(Beginning of TASK INPUT)
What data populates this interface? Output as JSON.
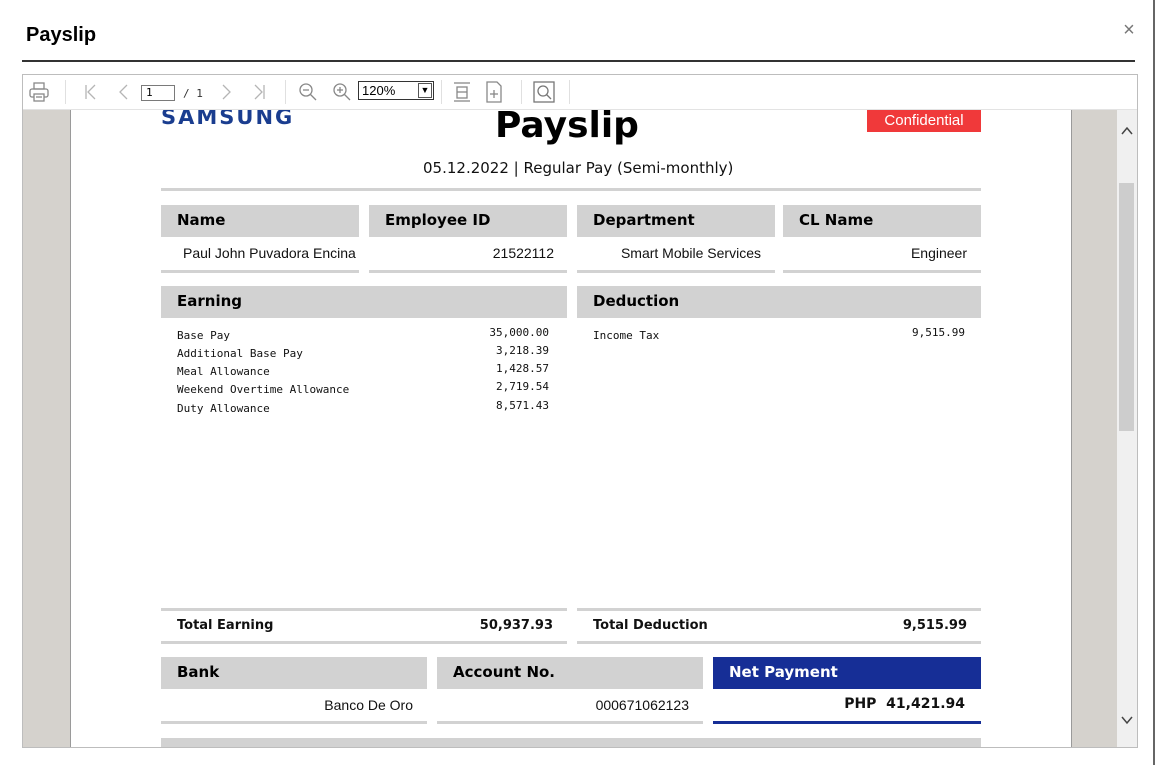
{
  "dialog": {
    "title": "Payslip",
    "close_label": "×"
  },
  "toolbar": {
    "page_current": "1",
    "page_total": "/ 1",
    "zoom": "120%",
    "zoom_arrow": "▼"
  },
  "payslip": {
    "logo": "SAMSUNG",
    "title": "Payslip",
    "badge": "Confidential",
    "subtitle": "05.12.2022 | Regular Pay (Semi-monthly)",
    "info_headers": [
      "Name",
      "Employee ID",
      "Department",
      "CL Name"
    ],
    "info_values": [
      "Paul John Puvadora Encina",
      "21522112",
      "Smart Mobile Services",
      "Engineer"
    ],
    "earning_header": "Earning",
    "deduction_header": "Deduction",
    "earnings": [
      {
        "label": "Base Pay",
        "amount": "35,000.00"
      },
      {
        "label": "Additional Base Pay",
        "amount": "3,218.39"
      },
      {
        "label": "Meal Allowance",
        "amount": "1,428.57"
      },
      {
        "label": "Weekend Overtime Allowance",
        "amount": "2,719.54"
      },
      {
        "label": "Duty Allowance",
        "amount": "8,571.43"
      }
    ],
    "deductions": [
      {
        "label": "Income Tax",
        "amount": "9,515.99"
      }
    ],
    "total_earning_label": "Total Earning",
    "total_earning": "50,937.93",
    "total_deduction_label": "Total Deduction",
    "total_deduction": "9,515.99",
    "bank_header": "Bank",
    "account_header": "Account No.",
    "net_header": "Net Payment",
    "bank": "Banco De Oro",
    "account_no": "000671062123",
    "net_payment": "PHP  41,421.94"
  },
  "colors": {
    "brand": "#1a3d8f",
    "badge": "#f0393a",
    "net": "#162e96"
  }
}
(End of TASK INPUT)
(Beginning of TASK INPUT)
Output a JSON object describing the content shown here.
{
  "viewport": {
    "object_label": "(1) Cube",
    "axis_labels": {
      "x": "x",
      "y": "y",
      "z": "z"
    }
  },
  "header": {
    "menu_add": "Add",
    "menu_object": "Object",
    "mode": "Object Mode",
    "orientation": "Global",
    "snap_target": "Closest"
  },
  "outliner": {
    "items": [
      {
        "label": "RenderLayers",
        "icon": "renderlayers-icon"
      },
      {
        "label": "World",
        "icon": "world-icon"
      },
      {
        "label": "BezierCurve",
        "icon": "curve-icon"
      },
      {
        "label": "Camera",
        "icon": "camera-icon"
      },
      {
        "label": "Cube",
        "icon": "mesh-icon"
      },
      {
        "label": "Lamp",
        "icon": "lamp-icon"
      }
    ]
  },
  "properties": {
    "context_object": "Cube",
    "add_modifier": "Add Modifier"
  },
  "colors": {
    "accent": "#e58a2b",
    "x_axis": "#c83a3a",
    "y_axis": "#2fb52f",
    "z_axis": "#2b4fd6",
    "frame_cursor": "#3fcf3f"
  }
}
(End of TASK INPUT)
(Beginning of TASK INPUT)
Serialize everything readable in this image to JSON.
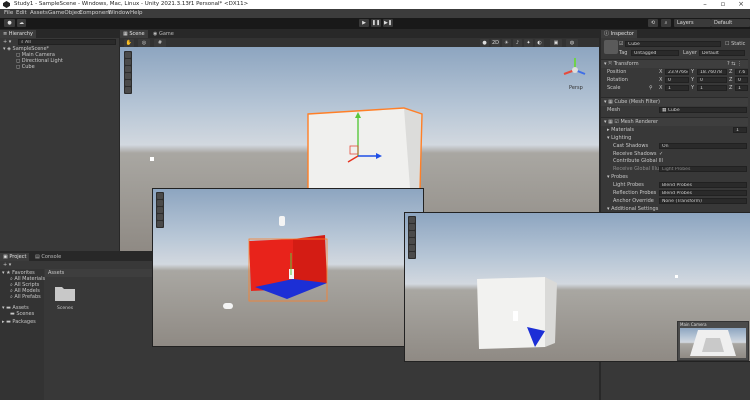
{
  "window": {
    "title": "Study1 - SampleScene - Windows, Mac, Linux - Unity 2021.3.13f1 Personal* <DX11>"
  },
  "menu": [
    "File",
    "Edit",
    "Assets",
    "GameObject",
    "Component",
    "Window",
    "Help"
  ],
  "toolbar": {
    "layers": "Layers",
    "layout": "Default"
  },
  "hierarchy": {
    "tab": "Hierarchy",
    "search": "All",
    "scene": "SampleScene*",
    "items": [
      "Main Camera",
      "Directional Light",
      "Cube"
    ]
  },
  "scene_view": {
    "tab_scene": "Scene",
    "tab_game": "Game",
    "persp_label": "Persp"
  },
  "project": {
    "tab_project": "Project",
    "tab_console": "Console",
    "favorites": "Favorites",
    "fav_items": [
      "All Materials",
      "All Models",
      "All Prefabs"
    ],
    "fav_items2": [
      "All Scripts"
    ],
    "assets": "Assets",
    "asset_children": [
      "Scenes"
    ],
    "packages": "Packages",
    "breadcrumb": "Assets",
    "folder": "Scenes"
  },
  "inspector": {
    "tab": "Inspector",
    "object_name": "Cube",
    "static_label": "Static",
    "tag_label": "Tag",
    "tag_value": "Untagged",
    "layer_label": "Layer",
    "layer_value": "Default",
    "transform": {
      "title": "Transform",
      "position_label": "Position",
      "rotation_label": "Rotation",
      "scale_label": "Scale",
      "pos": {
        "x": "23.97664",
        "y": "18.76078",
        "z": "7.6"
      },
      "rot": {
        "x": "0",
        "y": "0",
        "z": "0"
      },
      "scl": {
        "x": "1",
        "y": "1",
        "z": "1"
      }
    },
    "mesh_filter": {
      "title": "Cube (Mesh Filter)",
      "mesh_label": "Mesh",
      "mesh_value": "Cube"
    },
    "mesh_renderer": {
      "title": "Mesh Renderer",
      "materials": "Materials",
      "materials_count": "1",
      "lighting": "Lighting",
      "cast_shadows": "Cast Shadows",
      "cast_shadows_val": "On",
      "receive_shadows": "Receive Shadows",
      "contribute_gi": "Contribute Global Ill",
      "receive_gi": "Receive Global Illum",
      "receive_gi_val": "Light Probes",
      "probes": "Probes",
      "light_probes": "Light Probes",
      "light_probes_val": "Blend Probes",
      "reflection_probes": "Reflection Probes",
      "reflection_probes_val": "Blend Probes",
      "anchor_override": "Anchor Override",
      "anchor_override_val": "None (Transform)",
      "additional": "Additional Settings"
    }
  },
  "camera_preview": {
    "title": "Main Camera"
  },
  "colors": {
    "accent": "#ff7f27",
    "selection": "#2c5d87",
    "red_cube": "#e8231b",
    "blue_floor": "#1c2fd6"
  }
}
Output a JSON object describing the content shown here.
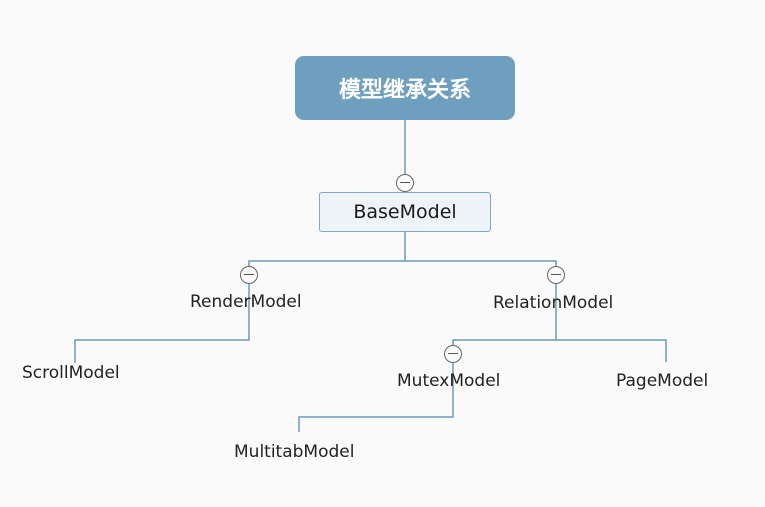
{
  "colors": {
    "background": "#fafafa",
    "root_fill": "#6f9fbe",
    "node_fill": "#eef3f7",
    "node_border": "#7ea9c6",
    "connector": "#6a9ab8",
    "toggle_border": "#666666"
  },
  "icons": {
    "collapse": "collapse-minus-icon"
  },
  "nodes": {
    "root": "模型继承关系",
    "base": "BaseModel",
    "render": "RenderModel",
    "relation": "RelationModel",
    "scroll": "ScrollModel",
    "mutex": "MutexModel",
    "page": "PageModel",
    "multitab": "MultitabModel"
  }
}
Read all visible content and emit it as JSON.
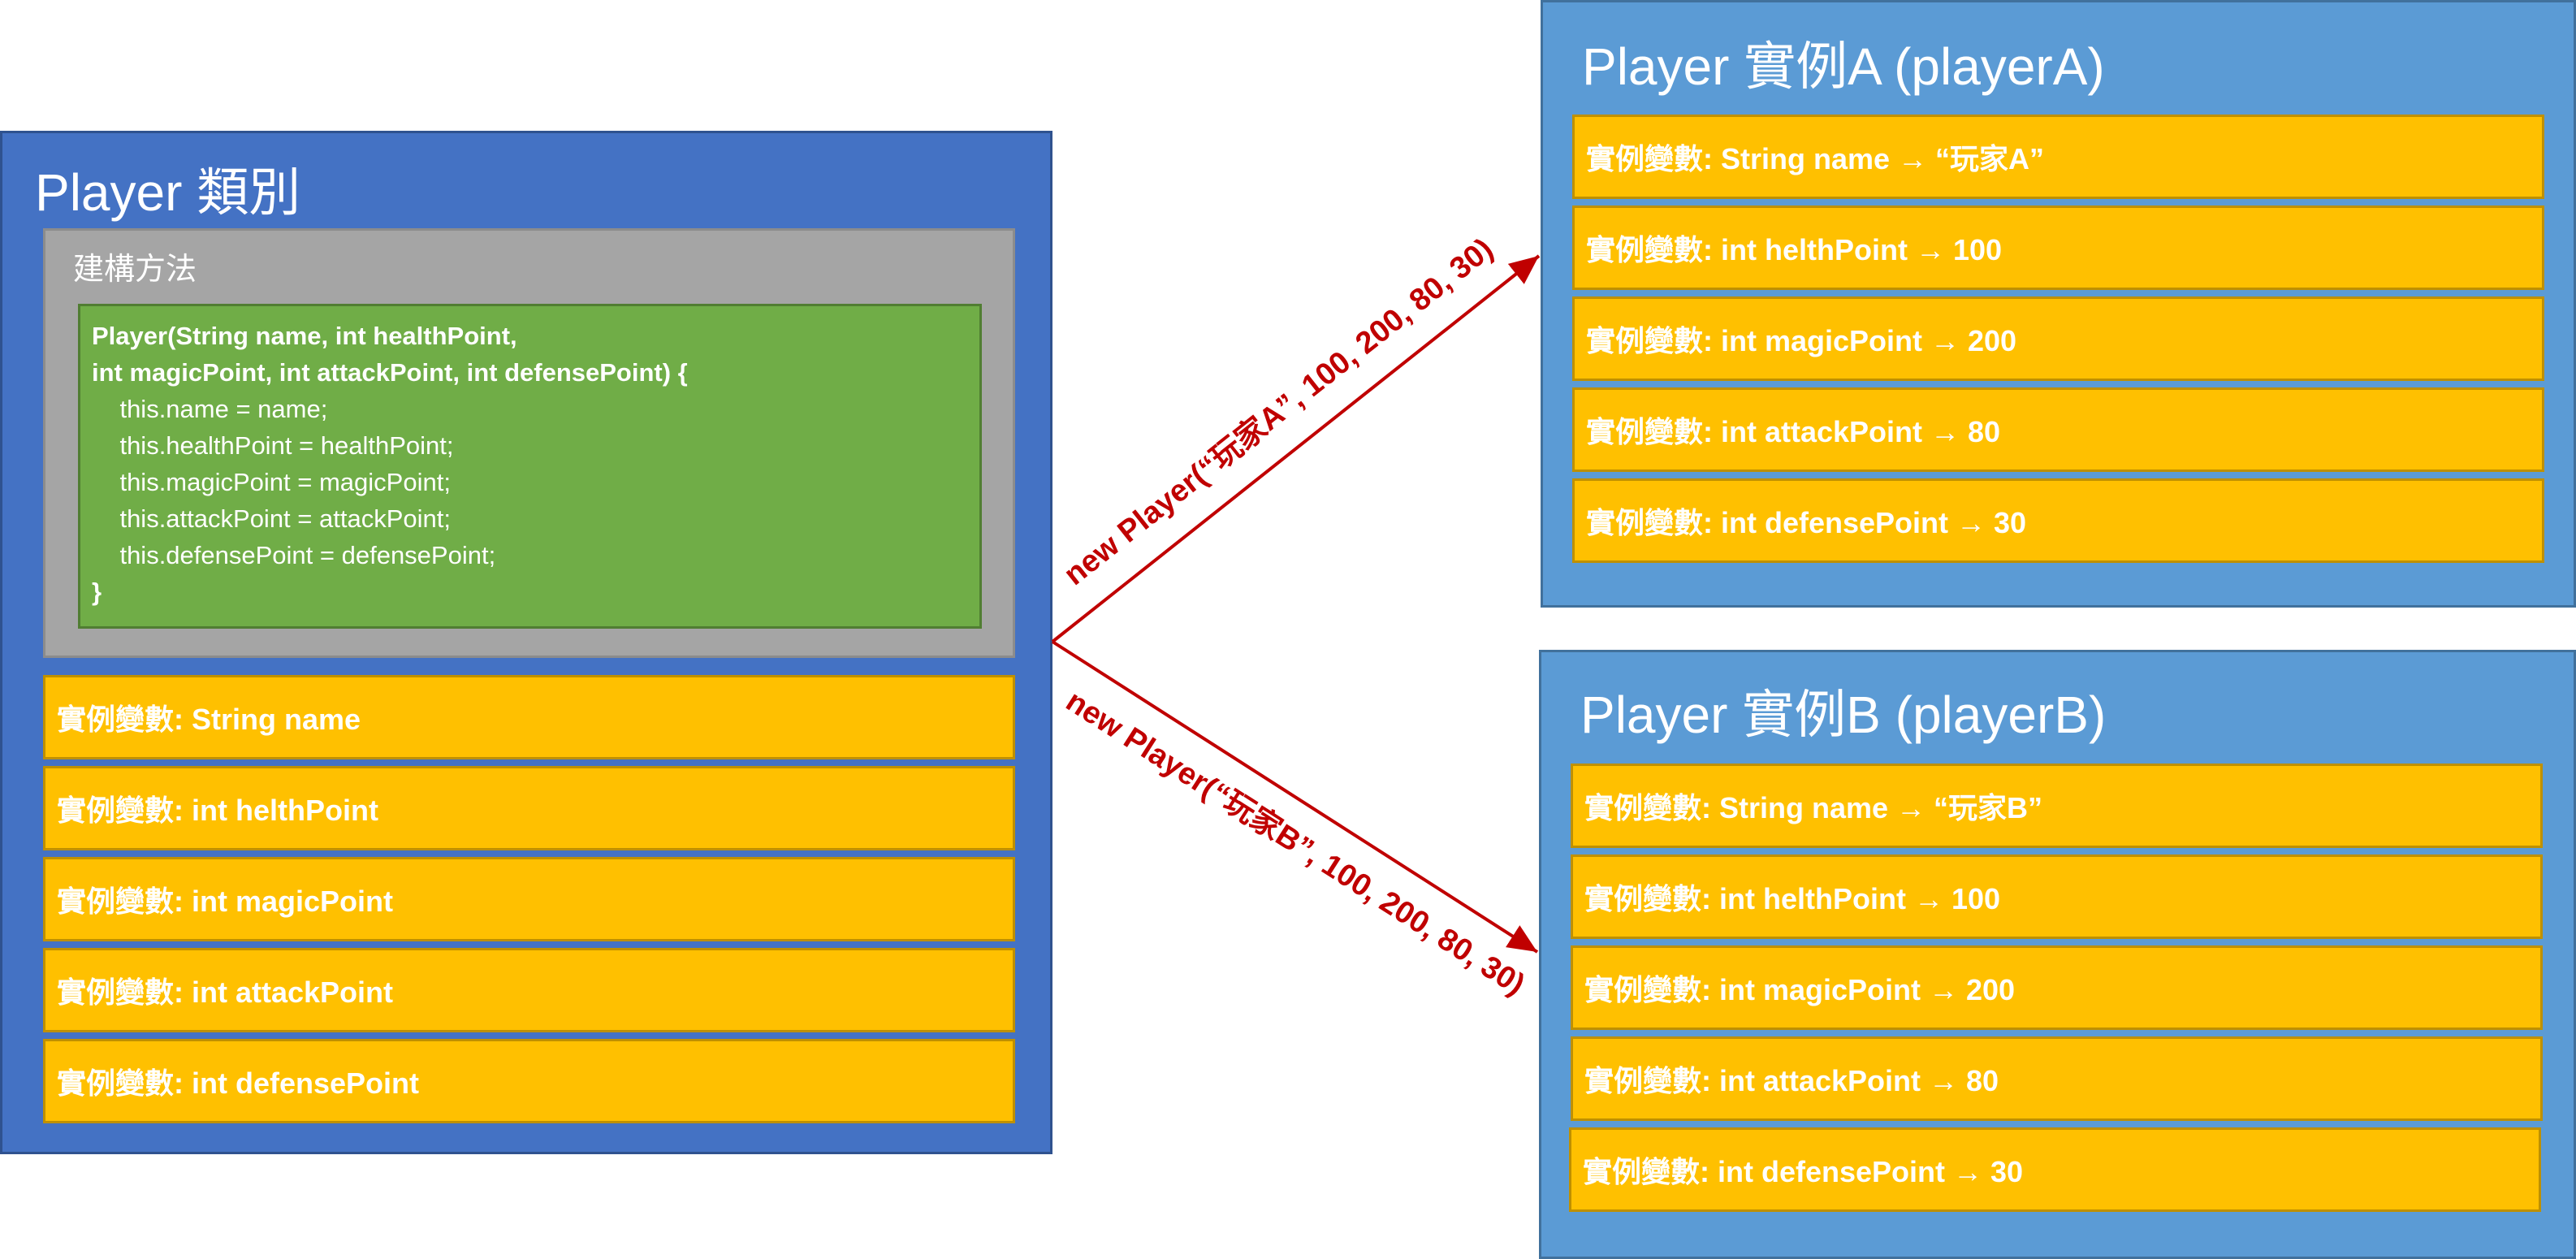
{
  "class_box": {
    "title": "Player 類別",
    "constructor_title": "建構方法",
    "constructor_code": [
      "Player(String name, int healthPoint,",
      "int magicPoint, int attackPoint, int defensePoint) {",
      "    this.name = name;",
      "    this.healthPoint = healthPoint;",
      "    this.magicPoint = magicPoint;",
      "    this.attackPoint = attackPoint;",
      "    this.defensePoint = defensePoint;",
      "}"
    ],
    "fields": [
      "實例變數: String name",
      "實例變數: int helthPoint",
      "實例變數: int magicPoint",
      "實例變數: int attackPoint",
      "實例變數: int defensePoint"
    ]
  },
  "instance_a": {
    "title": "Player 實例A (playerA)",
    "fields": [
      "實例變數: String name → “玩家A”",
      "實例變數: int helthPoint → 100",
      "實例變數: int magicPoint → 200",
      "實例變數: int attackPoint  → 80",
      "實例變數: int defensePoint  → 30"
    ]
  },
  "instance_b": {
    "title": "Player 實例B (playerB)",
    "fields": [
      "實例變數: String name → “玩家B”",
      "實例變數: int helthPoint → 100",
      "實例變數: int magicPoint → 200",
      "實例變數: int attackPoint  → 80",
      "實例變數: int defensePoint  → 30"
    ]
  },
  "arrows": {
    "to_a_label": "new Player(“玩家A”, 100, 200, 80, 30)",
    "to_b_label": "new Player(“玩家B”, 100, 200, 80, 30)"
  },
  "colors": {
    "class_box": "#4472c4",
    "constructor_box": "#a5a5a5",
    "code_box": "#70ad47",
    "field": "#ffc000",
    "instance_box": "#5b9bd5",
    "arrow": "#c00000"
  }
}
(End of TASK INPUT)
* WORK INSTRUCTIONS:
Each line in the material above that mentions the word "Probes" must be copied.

* OUTPUT OF THE EXERCISE:
      "receive_gi_val": "Light Probes",
      "probes": "Probes",
      "light_probes": "Light Probes",
      "light_probes_val": "Blend Probes",
      "reflection_probes": "Reflection Probes",
      "reflection_probes_val": "Blend Probes",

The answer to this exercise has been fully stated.